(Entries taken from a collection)
-------------------------

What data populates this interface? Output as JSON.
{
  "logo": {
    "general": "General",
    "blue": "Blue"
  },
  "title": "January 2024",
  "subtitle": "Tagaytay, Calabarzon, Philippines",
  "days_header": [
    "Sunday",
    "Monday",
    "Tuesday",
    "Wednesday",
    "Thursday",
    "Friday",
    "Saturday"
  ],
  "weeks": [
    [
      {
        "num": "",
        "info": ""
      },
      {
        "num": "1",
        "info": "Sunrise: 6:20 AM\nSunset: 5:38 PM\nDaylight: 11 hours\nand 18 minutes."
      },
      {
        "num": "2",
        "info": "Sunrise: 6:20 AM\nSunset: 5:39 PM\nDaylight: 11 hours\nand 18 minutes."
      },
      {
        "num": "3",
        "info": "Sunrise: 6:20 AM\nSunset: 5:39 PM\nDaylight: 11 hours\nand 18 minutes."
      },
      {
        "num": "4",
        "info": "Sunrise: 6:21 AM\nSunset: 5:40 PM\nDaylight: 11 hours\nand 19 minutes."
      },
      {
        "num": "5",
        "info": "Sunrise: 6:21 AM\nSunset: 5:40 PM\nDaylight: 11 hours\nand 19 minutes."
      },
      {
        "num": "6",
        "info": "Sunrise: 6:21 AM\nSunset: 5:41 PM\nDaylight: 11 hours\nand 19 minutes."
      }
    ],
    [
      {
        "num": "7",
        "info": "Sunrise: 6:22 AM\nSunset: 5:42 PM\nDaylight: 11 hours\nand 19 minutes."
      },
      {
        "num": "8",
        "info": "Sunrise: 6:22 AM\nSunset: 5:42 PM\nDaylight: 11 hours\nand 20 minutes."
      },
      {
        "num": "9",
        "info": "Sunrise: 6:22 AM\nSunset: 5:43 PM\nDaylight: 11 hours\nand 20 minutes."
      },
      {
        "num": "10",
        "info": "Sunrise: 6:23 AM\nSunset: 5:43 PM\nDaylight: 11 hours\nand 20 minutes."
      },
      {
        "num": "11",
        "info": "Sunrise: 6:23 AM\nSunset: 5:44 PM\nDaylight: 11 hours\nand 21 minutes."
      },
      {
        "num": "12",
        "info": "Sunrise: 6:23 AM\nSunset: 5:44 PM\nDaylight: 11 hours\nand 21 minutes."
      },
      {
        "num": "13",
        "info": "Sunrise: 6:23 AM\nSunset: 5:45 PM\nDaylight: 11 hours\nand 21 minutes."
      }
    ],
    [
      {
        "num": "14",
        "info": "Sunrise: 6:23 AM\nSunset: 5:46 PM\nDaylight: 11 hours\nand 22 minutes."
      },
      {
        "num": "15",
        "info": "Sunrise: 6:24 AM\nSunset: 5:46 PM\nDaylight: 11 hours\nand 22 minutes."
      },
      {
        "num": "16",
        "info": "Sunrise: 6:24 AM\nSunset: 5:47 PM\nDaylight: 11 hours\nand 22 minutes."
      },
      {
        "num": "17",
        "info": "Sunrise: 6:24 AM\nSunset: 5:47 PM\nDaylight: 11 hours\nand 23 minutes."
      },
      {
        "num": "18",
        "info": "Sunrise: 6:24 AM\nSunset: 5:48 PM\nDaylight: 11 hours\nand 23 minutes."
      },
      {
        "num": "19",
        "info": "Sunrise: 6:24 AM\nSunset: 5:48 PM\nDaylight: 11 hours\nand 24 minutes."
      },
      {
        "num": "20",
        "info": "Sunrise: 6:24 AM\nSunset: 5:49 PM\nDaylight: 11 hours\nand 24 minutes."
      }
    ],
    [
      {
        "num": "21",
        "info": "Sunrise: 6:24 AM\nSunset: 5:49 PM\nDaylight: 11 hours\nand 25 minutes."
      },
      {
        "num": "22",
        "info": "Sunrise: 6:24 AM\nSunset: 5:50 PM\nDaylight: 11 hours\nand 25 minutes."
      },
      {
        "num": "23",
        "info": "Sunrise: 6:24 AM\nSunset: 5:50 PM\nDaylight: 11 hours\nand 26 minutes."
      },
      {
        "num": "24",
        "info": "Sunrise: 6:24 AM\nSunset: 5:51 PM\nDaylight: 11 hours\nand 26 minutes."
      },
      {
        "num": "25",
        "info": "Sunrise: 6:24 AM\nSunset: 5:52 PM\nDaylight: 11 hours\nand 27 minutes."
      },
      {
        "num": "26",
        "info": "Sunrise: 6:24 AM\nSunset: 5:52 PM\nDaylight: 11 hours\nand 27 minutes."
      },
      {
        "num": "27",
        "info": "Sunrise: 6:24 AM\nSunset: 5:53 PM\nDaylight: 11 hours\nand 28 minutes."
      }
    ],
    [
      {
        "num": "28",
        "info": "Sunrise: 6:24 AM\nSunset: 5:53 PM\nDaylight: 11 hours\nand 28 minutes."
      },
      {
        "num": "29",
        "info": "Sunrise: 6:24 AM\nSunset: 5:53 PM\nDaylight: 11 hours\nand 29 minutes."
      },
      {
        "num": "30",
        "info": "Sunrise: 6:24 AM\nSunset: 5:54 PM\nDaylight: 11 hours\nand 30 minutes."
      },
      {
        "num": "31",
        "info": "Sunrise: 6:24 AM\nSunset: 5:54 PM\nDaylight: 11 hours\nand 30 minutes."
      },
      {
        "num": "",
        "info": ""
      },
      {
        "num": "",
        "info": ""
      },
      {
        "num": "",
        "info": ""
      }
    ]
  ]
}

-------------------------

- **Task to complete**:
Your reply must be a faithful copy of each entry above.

- **The answer**:
What data populates this interface? Output as JSON.
{
  "logo": {
    "general": "General",
    "blue": "Blue"
  },
  "title": "January 2024",
  "subtitle": "Tagaytay, Calabarzon, Philippines",
  "days_header": [
    "Sunday",
    "Monday",
    "Tuesday",
    "Wednesday",
    "Thursday",
    "Friday",
    "Saturday"
  ],
  "weeks": [
    [
      {
        "num": "",
        "info": ""
      },
      {
        "num": "1",
        "info": "Sunrise: 6:20 AM\nSunset: 5:38 PM\nDaylight: 11 hours\nand 18 minutes."
      },
      {
        "num": "2",
        "info": "Sunrise: 6:20 AM\nSunset: 5:39 PM\nDaylight: 11 hours\nand 18 minutes."
      },
      {
        "num": "3",
        "info": "Sunrise: 6:20 AM\nSunset: 5:39 PM\nDaylight: 11 hours\nand 18 minutes."
      },
      {
        "num": "4",
        "info": "Sunrise: 6:21 AM\nSunset: 5:40 PM\nDaylight: 11 hours\nand 19 minutes."
      },
      {
        "num": "5",
        "info": "Sunrise: 6:21 AM\nSunset: 5:40 PM\nDaylight: 11 hours\nand 19 minutes."
      },
      {
        "num": "6",
        "info": "Sunrise: 6:21 AM\nSunset: 5:41 PM\nDaylight: 11 hours\nand 19 minutes."
      }
    ],
    [
      {
        "num": "7",
        "info": "Sunrise: 6:22 AM\nSunset: 5:42 PM\nDaylight: 11 hours\nand 19 minutes."
      },
      {
        "num": "8",
        "info": "Sunrise: 6:22 AM\nSunset: 5:42 PM\nDaylight: 11 hours\nand 20 minutes."
      },
      {
        "num": "9",
        "info": "Sunrise: 6:22 AM\nSunset: 5:43 PM\nDaylight: 11 hours\nand 20 minutes."
      },
      {
        "num": "10",
        "info": "Sunrise: 6:23 AM\nSunset: 5:43 PM\nDaylight: 11 hours\nand 20 minutes."
      },
      {
        "num": "11",
        "info": "Sunrise: 6:23 AM\nSunset: 5:44 PM\nDaylight: 11 hours\nand 21 minutes."
      },
      {
        "num": "12",
        "info": "Sunrise: 6:23 AM\nSunset: 5:44 PM\nDaylight: 11 hours\nand 21 minutes."
      },
      {
        "num": "13",
        "info": "Sunrise: 6:23 AM\nSunset: 5:45 PM\nDaylight: 11 hours\nand 21 minutes."
      }
    ],
    [
      {
        "num": "14",
        "info": "Sunrise: 6:23 AM\nSunset: 5:46 PM\nDaylight: 11 hours\nand 22 minutes."
      },
      {
        "num": "15",
        "info": "Sunrise: 6:24 AM\nSunset: 5:46 PM\nDaylight: 11 hours\nand 22 minutes."
      },
      {
        "num": "16",
        "info": "Sunrise: 6:24 AM\nSunset: 5:47 PM\nDaylight: 11 hours\nand 22 minutes."
      },
      {
        "num": "17",
        "info": "Sunrise: 6:24 AM\nSunset: 5:47 PM\nDaylight: 11 hours\nand 23 minutes."
      },
      {
        "num": "18",
        "info": "Sunrise: 6:24 AM\nSunset: 5:48 PM\nDaylight: 11 hours\nand 23 minutes."
      },
      {
        "num": "19",
        "info": "Sunrise: 6:24 AM\nSunset: 5:48 PM\nDaylight: 11 hours\nand 24 minutes."
      },
      {
        "num": "20",
        "info": "Sunrise: 6:24 AM\nSunset: 5:49 PM\nDaylight: 11 hours\nand 24 minutes."
      }
    ],
    [
      {
        "num": "21",
        "info": "Sunrise: 6:24 AM\nSunset: 5:49 PM\nDaylight: 11 hours\nand 25 minutes."
      },
      {
        "num": "22",
        "info": "Sunrise: 6:24 AM\nSunset: 5:50 PM\nDaylight: 11 hours\nand 25 minutes."
      },
      {
        "num": "23",
        "info": "Sunrise: 6:24 AM\nSunset: 5:50 PM\nDaylight: 11 hours\nand 26 minutes."
      },
      {
        "num": "24",
        "info": "Sunrise: 6:24 AM\nSunset: 5:51 PM\nDaylight: 11 hours\nand 26 minutes."
      },
      {
        "num": "25",
        "info": "Sunrise: 6:24 AM\nSunset: 5:52 PM\nDaylight: 11 hours\nand 27 minutes."
      },
      {
        "num": "26",
        "info": "Sunrise: 6:24 AM\nSunset: 5:52 PM\nDaylight: 11 hours\nand 27 minutes."
      },
      {
        "num": "27",
        "info": "Sunrise: 6:24 AM\nSunset: 5:53 PM\nDaylight: 11 hours\nand 28 minutes."
      }
    ],
    [
      {
        "num": "28",
        "info": "Sunrise: 6:24 AM\nSunset: 5:53 PM\nDaylight: 11 hours\nand 28 minutes."
      },
      {
        "num": "29",
        "info": "Sunrise: 6:24 AM\nSunset: 5:53 PM\nDaylight: 11 hours\nand 29 minutes."
      },
      {
        "num": "30",
        "info": "Sunrise: 6:24 AM\nSunset: 5:54 PM\nDaylight: 11 hours\nand 30 minutes."
      },
      {
        "num": "31",
        "info": "Sunrise: 6:24 AM\nSunset: 5:54 PM\nDaylight: 11 hours\nand 30 minutes."
      },
      {
        "num": "",
        "info": ""
      },
      {
        "num": "",
        "info": ""
      },
      {
        "num": "",
        "info": ""
      }
    ]
  ]
}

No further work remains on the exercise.